1. The Death and Life of Great American Cities by Jane Jacobs (1961). At about 450 pages, “concise” is probably not the most apt description of this book. But, as this is the single best written, most accessible, most compelling book I’ve ever read about cities, I’m willing to forsake the concision criterion even in my first recommendation. If you want to know what can make cities pleasant, safe and interesting places to live, read this book. If you want to read one of the best non-fiction prose stylists of our time, read this book. It’s a classic, and deservedly so. As one Where reader put it: “It’s a great book for explaining why we care about all of this.”
2. The Option of Urbanism by Christopher Leinberger (2007). While not as fun to read as The Death and Life of Great American Cities or The Geography of Nowhere (see below), this slender volume briskly highlights difference between drivable sub-urban development and walkable urban development, and does a good job of explaining the benefits of walkable city neighborhoods. It’s good primer on the basics of density, zoning and the hidden subsidies fueling drivable sub-urban development.

3. The Geography of Nowhere by James Howard Kunstler (1993). This book is an exploration—and excoriation—of the rise of suburbia and sprawl. It also explains how the more traditional patterns and places of city life and country life are superior to the “geography of nowhere.” Accessible and ferocious.

4. Cities Back from the Edge by Roberta Gratz, with Norman Mintz (1998). According to a Where reader, this book is “in the spirit of Jacobs” and discusses “how existing cities can be improved with citizen participation in contrast to destructive master plans.” The book is filled with lots of specific ideas about how to improve downtown areas, all of them lavishly illustrated with real life examples from successful efforts in dozens of cities.

5. How Cities Work by Alex Marshall (2000). Squarely aimed at the lay person, this book seeks to discover what forces shape places and cities—and finds that one of the most powerful forces is political choices, particularly those having to do with transportation policy.
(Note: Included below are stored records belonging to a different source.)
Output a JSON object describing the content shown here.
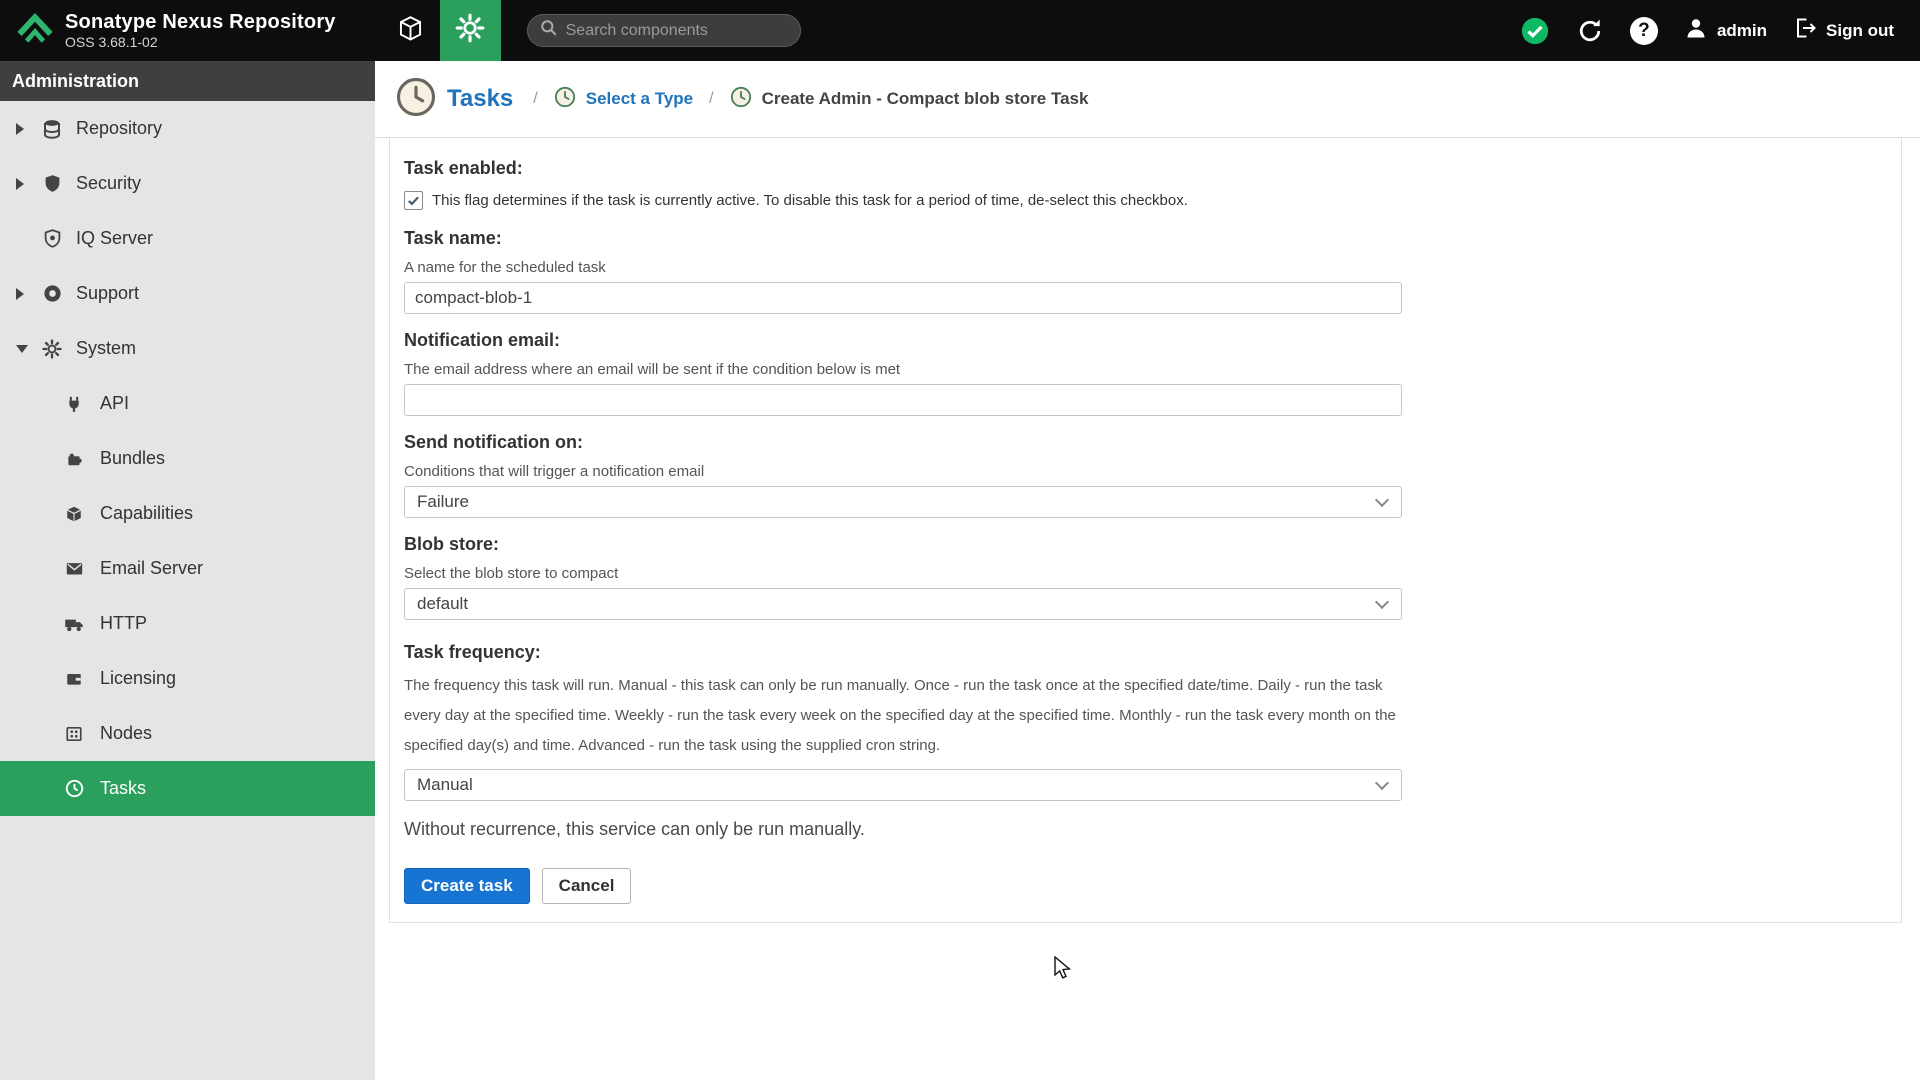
{
  "colors": {
    "accent_green": "#2aa05c",
    "status_green": "#0fb863",
    "link_blue": "#2173bb",
    "button_blue": "#1874d2",
    "header_bg": "#0d0d0d",
    "sidebar_bg": "#e5e5e5",
    "admin_bar_bg": "#3f3f3f"
  },
  "header": {
    "app_title": "Sonatype Nexus Repository",
    "app_version": "OSS 3.68.1-02",
    "search_placeholder": "Search components",
    "help_glyph": "?",
    "user_label": "admin",
    "sign_out_label": "Sign out"
  },
  "sidebar": {
    "title": "Administration",
    "items": [
      {
        "label": "Repository",
        "icon": "database-icon"
      },
      {
        "label": "Security",
        "icon": "shield-icon"
      },
      {
        "label": "IQ Server",
        "icon": "iq-shield-icon"
      },
      {
        "label": "Support",
        "icon": "life-ring-icon"
      },
      {
        "label": "System",
        "icon": "gear-icon"
      }
    ],
    "system_items": [
      {
        "label": "API",
        "icon": "plug-icon"
      },
      {
        "label": "Bundles",
        "icon": "puzzle-icon"
      },
      {
        "label": "Capabilities",
        "icon": "cube-icon"
      },
      {
        "label": "Email Server",
        "icon": "envelope-icon"
      },
      {
        "label": "HTTP",
        "icon": "truck-icon"
      },
      {
        "label": "Licensing",
        "icon": "wallet-icon"
      },
      {
        "label": "Nodes",
        "icon": "nodes-icon"
      },
      {
        "label": "Tasks",
        "icon": "clock-icon"
      }
    ]
  },
  "breadcrumb": {
    "root": "Tasks",
    "separator": "/",
    "middle": "Select a Type",
    "current": "Create Admin - Compact blob store Task"
  },
  "form": {
    "task_enabled": {
      "label": "Task enabled:",
      "checked": true,
      "help": "This flag determines if the task is currently active. To disable this task for a period of time, de-select this checkbox."
    },
    "task_name": {
      "label": "Task name:",
      "help": "A name for the scheduled task",
      "value": "compact-blob-1"
    },
    "notification_email": {
      "label": "Notification email:",
      "help": "The email address where an email will be sent if the condition below is met",
      "value": ""
    },
    "send_notification_on": {
      "label": "Send notification on:",
      "help": "Conditions that will trigger a notification email",
      "value": "Failure"
    },
    "blob_store": {
      "label": "Blob store:",
      "help": "Select the blob store to compact",
      "value": "default"
    },
    "task_frequency": {
      "label": "Task frequency:",
      "help": "The frequency this task will run. Manual - this task can only be run manually. Once - run the task once at the specified date/time. Daily - run the task every day at the specified time. Weekly - run the task every week on the specified day at the specified time. Monthly - run the task every month on the specified day(s) and time. Advanced - run the task using the supplied cron string.",
      "value": "Manual"
    },
    "recurrence_note": "Without recurrence, this service can only be run manually.",
    "buttons": {
      "create": "Create task",
      "cancel": "Cancel"
    }
  }
}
A Where reader gave this recommendation: “It’s not comprehensive, of course, but it’s a good snack, possibly the kind that could interest a person in a larger meal.”


For more suggestions, look here

Quick Take: The Economic Power of Adapative Use

In new construction, half the cost of a project is for materials (usually sourced from non-local sources) and half for labor; while in rehabilitation of “old” buildings, 80% of the cost of the project is labor and 20% on materials

— The Economic Power of Restoration

(HT: Rebuilding Place in the Urban Space)

Quick Take: New ideas must use old buildings


Photo credit: rllayman on

Photo credit: rllayman on

“Cities need old buildings so badly it is probably impossible for vigorous streets and districts to grow without them…. for really new ideas of any kind—no matter how ultimately profitable or otherwise successful some of them might prove to be—there is no leeway for such chancy trial, error and experimentation in the high-overhead economy of new construction. Old ideas can sometimes use new buildings. New ideas must use old buildings.”

–Jane Jacobs